“The most important benefit of co-locating is providing your exhibitors with more and different attendees at the same cost,” said Lippman. “The second most important benefit is co-location results in a ‘bigger tent’ for your industry, which will attract additional media and attention from Wall Street, as well as more international exhibitors and attendees.”
Lew Shomer, SISO executive director said that even though there’s been an upward shift in co-locations in recent years, it’s only one marketing aspect in a sea of intensified strategies.
“Organizers are looking at new ways to expand their businesses and brands,” said Shomer. “One is through co-location at similar or like events where there is synergy between attendee communities.”
The reasons shows choose to co-locate vary according to Shomer, but there needs to be some level of symbiosis for the partnership to work. “The decision to co-locate is based on the benefits to both parties,” said Shomer. “If one party has more benefits than the other it will probably not work. It’s really a meeting of minds that both shows will do better if they co-locate.”
According to Shomer, co-location usually occurs for three reasons. The first might be that a show is failing and needs to partner with a similar event where the audience may overlap but the exhibitors don’t. They can extend their brand and save on expenses.
The second reason is that a new show is looking for an audience. The new show builds a base, and the existing show benefits by introducing new products and new attendees.
The third reason to co-locate is an organic reality, where two shows might get together and find they have similar audiences and exhibitors, and it makes sense to co-locate.
One collective that finds co-location sensible is the upcoming AMI International in Dallas, Texas, May 1-3, 2012. The US Poultry (IPE), International Feed Expo (IFE), and the International Meat Expo (IME) have combined efforts in the interest of making it one of the 50 largest tradeshows in the United States with more than 1,000 exhibitors and nearly 1 million square feet of exhibit space. The organizations have kept separate identities while all moving under the same umbrella during the storm.
“We are co-located and remain separate organizations,” said Anne Halal, vice president of convention and exposition services, AMI. “We are equitable partners in this co-location. The tradeshow floor is a blend of exhibits from each of the three industries, and all is accessible with one badge.”
The show has not yet settled on an overarching brand, but John Starkey, president of the U.S. Poultry & Egg Association, said each entity will maintain its own brand.
“In rough numbers, the tradeshow floor will be about 60 percent IPE, 30 percent IME, and 10 percent IFE,” said Starkey. “U.S. Poultry is responsible for show management and logistics, AMI is responsible for overall attendee and exhibitor promotion, and all three partners are responsible for developing appropriate educational programs, and exhibitor and attendee promotion to their respective memberships.”

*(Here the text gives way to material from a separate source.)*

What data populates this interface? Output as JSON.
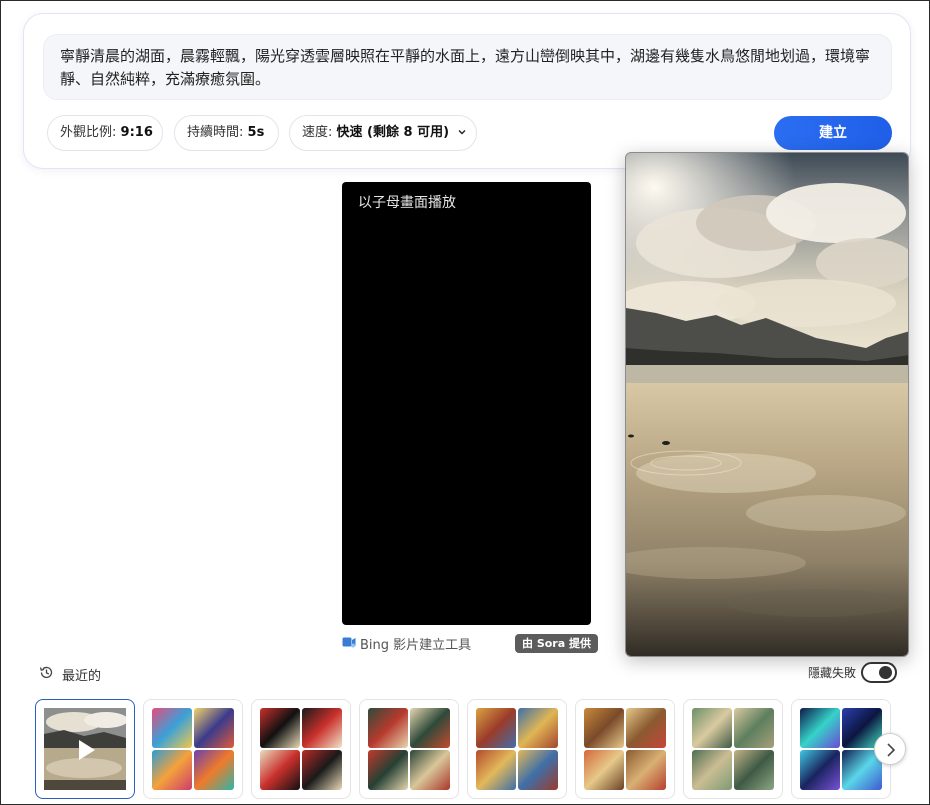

The reasons for the decision include the conservation of time and budgetary resources for all involved, but co-location also increases the likelihood of better return on investment for the exhibitors.
“They will save by exhibiting in one show, seeing two target audiences; in some cases, even three with this co-location,” said Halal. “This strategic co-location means exhibitors have to spend less on travel, time and expenses to set up their displays.”
Dr. Charles Olentine, executive vice president of the expo and egg industry expert, said the benefits are simply better value for the exhibitor, better value for the attendee, stronger educational programs, stronger promotional base and stronger international appeal.
Constituents have offered the co-location efforts 100 percent of their support according to Halal.
“This is a long term partnership. The members of our associations and staff believe this is a great solution.”